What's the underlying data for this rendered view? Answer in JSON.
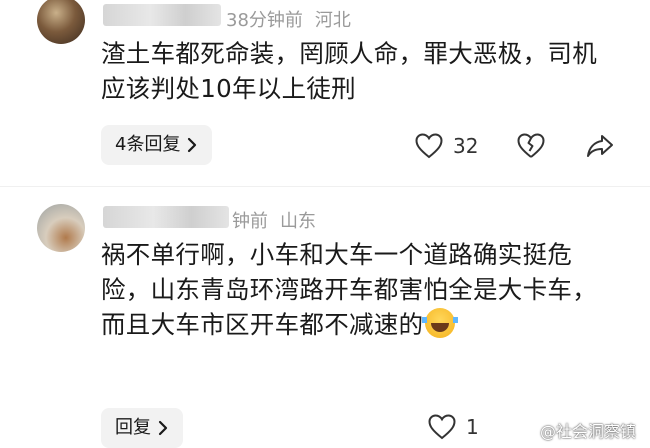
{
  "comments": [
    {
      "time": "38分钟前",
      "location": "河北",
      "text": "渣土车都死命装，罔顾人命，罪大恶极，司机应该判处10年以上徒刑",
      "reply_label": "4条回复",
      "likes": "32"
    },
    {
      "time": "钟前",
      "location": "山东",
      "text": "祸不单行啊，小车和大车一个道路确实挺危险，山东青岛环湾路开车都害怕全是大卡车，而且大车市区开车都不减速的",
      "reply_label": "回复",
      "likes": "1"
    }
  ],
  "watermark": "@社会洞察镇",
  "colors": {
    "meta_gray": "#9a9a9a",
    "reply_bg": "#f2f2f2",
    "text": "#1a1a1a"
  },
  "icons": [
    "heart-icon",
    "broken-heart-icon",
    "share-icon",
    "chevron-right-icon",
    "laugh-cry-emoji"
  ]
}
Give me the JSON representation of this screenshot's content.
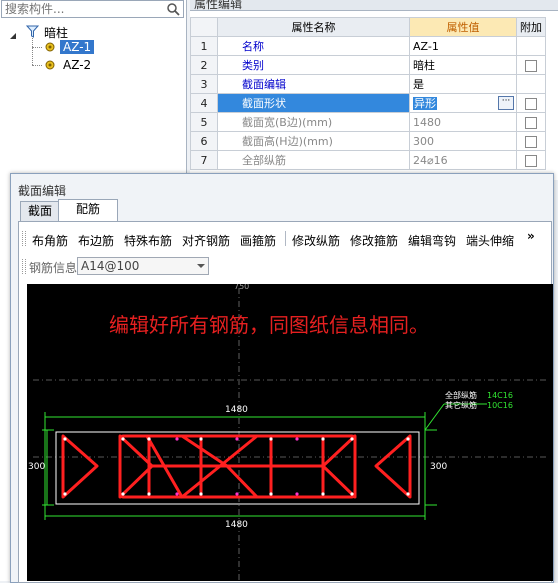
{
  "tree": {
    "search_placeholder": "搜索构件...",
    "root_label": "暗柱",
    "items": [
      {
        "label": "AZ-1",
        "selected": true
      },
      {
        "label": "AZ-2",
        "selected": false
      }
    ]
  },
  "grid": {
    "tab_label": "属性编辑",
    "headers": {
      "name": "属性名称",
      "value": "属性值",
      "extra": "附加"
    },
    "rows": [
      {
        "num": "1",
        "name": "名称",
        "value": "AZ-1"
      },
      {
        "num": "2",
        "name": "类别",
        "value": "暗柱"
      },
      {
        "num": "3",
        "name": "截面编辑",
        "value": "是"
      },
      {
        "num": "4",
        "name": "截面形状",
        "value": "异形"
      },
      {
        "num": "5",
        "name": "截面宽(B边)(mm)",
        "value": "1480"
      },
      {
        "num": "6",
        "name": "截面高(H边)(mm)",
        "value": "300"
      },
      {
        "num": "7",
        "name": "全部纵筋",
        "value": "24⌀16"
      }
    ]
  },
  "dialog": {
    "title": "截面编辑",
    "tabs": [
      "截面",
      "配筋"
    ],
    "active_tab": "配筋",
    "toolbar": [
      "布角筋",
      "布边筋",
      "特殊布筋",
      "对齐钢筋",
      "画箍筋",
      "修改纵筋",
      "修改箍筋",
      "编辑弯钩",
      "端头伸缩"
    ],
    "toolbar_more": "»",
    "rebar_label": "钢筋信息",
    "rebar_value": "A14@100"
  },
  "canvas": {
    "annotation": "编辑好所有钢筋，同图纸信息相同。",
    "dim_top": "1480",
    "dim_bottom": "1480",
    "dim_left": "300",
    "dim_right": "300",
    "center_mark": "750",
    "legend_all_label": "全部纵筋",
    "legend_all_value": "14C16",
    "legend_other_label": "其它纵筋",
    "legend_other_value": "10C16",
    "colors": {
      "rebar": "#ff2020",
      "dim": "#32e632",
      "annotation": "#e62020"
    }
  }
}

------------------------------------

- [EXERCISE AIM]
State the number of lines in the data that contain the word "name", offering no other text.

- [TASK RESULT]
8